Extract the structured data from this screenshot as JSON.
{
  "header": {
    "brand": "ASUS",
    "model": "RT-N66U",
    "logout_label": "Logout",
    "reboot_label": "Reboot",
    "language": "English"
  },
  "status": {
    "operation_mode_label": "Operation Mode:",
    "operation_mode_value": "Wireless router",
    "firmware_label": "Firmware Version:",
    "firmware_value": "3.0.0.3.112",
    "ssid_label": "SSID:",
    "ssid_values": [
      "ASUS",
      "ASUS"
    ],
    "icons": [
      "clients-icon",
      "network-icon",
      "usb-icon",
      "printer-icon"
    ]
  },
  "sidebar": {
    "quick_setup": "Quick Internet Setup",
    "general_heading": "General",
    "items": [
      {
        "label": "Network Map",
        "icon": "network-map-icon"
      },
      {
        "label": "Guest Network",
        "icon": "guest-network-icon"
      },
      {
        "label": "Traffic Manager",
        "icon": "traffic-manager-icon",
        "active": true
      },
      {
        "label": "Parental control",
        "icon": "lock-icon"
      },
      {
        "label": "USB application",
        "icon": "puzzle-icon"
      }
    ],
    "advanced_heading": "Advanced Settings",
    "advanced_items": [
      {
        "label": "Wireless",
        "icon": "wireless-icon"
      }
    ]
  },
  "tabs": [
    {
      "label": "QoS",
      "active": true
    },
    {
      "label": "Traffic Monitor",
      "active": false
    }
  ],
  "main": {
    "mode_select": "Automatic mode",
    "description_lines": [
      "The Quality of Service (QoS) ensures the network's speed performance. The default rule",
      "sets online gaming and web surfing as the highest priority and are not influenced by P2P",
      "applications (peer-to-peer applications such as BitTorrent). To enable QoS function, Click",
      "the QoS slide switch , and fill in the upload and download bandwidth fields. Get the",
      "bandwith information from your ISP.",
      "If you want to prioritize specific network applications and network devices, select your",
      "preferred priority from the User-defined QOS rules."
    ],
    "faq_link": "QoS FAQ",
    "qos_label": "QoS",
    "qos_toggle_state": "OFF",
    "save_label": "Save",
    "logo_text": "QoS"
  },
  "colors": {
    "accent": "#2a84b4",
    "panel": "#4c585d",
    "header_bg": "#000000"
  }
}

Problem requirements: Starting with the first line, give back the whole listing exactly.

Problem solution:
Extract the structured data from this screenshot as JSON.
{
  "header": {
    "brand": "ASUS",
    "model": "RT-N66U",
    "logout_label": "Logout",
    "reboot_label": "Reboot",
    "language": "English"
  },
  "status": {
    "operation_mode_label": "Operation Mode:",
    "operation_mode_value": "Wireless router",
    "firmware_label": "Firmware Version:",
    "firmware_value": "3.0.0.3.112",
    "ssid_label": "SSID:",
    "ssid_values": [
      "ASUS",
      "ASUS"
    ],
    "icons": [
      "clients-icon",
      "network-icon",
      "usb-icon",
      "printer-icon"
    ]
  },
  "sidebar": {
    "quick_setup": "Quick Internet Setup",
    "general_heading": "General",
    "items": [
      {
        "label": "Network Map",
        "icon": "network-map-icon"
      },
      {
        "label": "Guest Network",
        "icon": "guest-network-icon"
      },
      {
        "label": "Traffic Manager",
        "icon": "traffic-manager-icon",
        "active": true
      },
      {
        "label": "Parental control",
        "icon": "lock-icon"
      },
      {
        "label": "USB application",
        "icon": "puzzle-icon"
      }
    ],
    "advanced_heading": "Advanced Settings",
    "advanced_items": [
      {
        "label": "Wireless",
        "icon": "wireless-icon"
      }
    ]
  },
  "tabs": [
    {
      "label": "QoS",
      "active": true
    },
    {
      "label": "Traffic Monitor",
      "active": false
    }
  ],
  "main": {
    "mode_select": "Automatic mode",
    "description_lines": [
      "The Quality of Service (QoS) ensures the network's speed performance. The default rule",
      "sets online gaming and web surfing as the highest priority and are not influenced by P2P",
      "applications (peer-to-peer applications such as BitTorrent). To enable QoS function, Click",
      "the QoS slide switch , and fill in the upload and download bandwidth fields. Get the",
      "bandwith information from your ISP.",
      "If you want to prioritize specific network applications and network devices, select your",
      "preferred priority from the User-defined QOS rules."
    ],
    "faq_link": "QoS FAQ",
    "qos_label": "QoS",
    "qos_toggle_state": "OFF",
    "save_label": "Save",
    "logo_text": "QoS"
  },
  "colors": {
    "accent": "#2a84b4",
    "panel": "#4c585d",
    "header_bg": "#000000"
  }
}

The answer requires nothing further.